Data about app and page elements
☆ ☆ ☆ ☆ ☆

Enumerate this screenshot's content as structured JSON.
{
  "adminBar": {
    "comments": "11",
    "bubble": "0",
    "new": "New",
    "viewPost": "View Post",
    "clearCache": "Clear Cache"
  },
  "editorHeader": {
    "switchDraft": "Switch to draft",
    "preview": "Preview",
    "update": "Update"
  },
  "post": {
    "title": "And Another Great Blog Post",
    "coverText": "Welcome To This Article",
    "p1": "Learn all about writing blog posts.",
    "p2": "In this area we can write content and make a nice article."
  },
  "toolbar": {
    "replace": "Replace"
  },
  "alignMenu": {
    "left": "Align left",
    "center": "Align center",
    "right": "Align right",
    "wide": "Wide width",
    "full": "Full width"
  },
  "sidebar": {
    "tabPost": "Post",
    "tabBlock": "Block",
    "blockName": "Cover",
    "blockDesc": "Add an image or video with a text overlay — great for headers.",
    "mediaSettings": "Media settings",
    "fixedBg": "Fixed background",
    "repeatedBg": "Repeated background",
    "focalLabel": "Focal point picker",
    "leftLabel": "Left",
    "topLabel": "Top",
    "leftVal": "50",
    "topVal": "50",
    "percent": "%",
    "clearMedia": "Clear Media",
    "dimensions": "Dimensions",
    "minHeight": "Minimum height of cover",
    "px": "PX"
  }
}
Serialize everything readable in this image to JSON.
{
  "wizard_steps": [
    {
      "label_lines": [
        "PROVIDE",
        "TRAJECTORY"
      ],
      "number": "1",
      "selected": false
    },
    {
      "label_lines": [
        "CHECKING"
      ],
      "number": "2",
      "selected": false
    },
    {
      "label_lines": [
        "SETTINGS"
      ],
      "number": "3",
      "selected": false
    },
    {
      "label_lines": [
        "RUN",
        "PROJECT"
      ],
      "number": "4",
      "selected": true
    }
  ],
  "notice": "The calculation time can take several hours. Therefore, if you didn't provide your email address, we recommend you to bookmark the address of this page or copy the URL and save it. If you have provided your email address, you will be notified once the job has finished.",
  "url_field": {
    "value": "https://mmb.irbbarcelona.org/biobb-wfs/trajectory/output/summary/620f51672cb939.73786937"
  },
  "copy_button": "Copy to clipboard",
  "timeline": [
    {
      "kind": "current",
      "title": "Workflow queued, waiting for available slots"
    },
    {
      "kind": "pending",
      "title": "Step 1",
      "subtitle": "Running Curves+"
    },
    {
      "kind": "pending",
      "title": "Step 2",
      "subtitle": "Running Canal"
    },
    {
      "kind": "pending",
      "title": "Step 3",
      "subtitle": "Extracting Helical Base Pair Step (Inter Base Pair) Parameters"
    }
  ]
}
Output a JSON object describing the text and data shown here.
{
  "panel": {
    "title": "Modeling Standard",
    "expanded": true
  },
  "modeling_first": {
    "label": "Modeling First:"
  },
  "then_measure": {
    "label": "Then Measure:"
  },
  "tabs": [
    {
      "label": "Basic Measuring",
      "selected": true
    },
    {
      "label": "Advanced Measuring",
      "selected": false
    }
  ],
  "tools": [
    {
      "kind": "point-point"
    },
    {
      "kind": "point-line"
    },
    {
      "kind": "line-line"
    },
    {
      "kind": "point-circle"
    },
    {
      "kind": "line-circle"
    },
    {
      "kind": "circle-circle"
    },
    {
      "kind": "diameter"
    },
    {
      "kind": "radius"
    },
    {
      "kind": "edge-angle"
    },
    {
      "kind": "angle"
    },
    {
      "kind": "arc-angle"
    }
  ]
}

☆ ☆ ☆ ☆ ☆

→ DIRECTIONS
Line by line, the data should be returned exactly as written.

→ TASK SOLUTION
Enumerate this screenshot's content as structured JSON.
{
  "adminBar": {
    "comments": "11",
    "bubble": "0",
    "new": "New",
    "viewPost": "View Post",
    "clearCache": "Clear Cache"
  },
  "editorHeader": {
    "switchDraft": "Switch to draft",
    "preview": "Preview",
    "update": "Update"
  },
  "post": {
    "title": "And Another Great Blog Post",
    "coverText": "Welcome To This Article",
    "p1": "Learn all about writing blog posts.",
    "p2": "In this area we can write content and make a nice article."
  },
  "toolbar": {
    "replace": "Replace"
  },
  "alignMenu": {
    "left": "Align left",
    "center": "Align center",
    "right": "Align right",
    "wide": "Wide width",
    "full": "Full width"
  },
  "sidebar": {
    "tabPost": "Post",
    "tabBlock": "Block",
    "blockName": "Cover",
    "blockDesc": "Add an image or video with a text overlay — great for headers.",
    "mediaSettings": "Media settings",
    "fixedBg": "Fixed background",
    "repeatedBg": "Repeated background",
    "focalLabel": "Focal point picker",
    "leftLabel": "Left",
    "topLabel": "Top",
    "leftVal": "50",
    "topVal": "50",
    "percent": "%",
    "clearMedia": "Clear Media",
    "dimensions": "Dimensions",
    "minHeight": "Minimum height of cover",
    "px": "PX"
  }
}
Serialize everything readable in this image to JSON.
{
  "wizard_steps": [
    {
      "label_lines": [
        "PROVIDE",
        "TRAJECTORY"
      ],
      "number": "1",
      "selected": false
    },
    {
      "label_lines": [
        "CHECKING"
      ],
      "number": "2",
      "selected": false
    },
    {
      "label_lines": [
        "SETTINGS"
      ],
      "number": "3",
      "selected": false
    },
    {
      "label_lines": [
        "RUN",
        "PROJECT"
      ],
      "number": "4",
      "selected": true
    }
  ],
  "notice": "The calculation time can take several hours. Therefore, if you didn't provide your email address, we recommend you to bookmark the address of this page or copy the URL and save it. If you have provided your email address, you will be notified once the job has finished.",
  "url_field": {
    "value": "https://mmb.irbbarcelona.org/biobb-wfs/trajectory/output/summary/620f51672cb939.73786937"
  },
  "copy_button": "Copy to clipboard",
  "timeline": [
    {
      "kind": "current",
      "title": "Workflow queued, waiting for available slots"
    },
    {
      "kind": "pending",
      "title": "Step 1",
      "subtitle": "Running Curves+"
    },
    {
      "kind": "pending",
      "title": "Step 2",
      "subtitle": "Running Canal"
    },
    {
      "kind": "pending",
      "title": "Step 3",
      "subtitle": "Extracting Helical Base Pair Step (Inter Base Pair) Parameters"
    }
  ]
}
Output a JSON object describing the text and data shown here.
{
  "panel": {
    "title": "Modeling Standard",
    "expanded": true
  },
  "modeling_first": {
    "label": "Modeling First:"
  },
  "then_measure": {
    "label": "Then Measure:"
  },
  "tabs": [
    {
      "label": "Basic Measuring",
      "selected": true
    },
    {
      "label": "Advanced Measuring",
      "selected": false
    }
  ],
  "tools": [
    {
      "kind": "point-point"
    },
    {
      "kind": "point-line"
    },
    {
      "kind": "line-line"
    },
    {
      "kind": "point-circle"
    },
    {
      "kind": "line-circle"
    },
    {
      "kind": "circle-circle"
    },
    {
      "kind": "diameter"
    },
    {
      "kind": "radius"
    },
    {
      "kind": "edge-angle"
    },
    {
      "kind": "angle"
    },
    {
      "kind": "arc-angle"
    }
  ]
}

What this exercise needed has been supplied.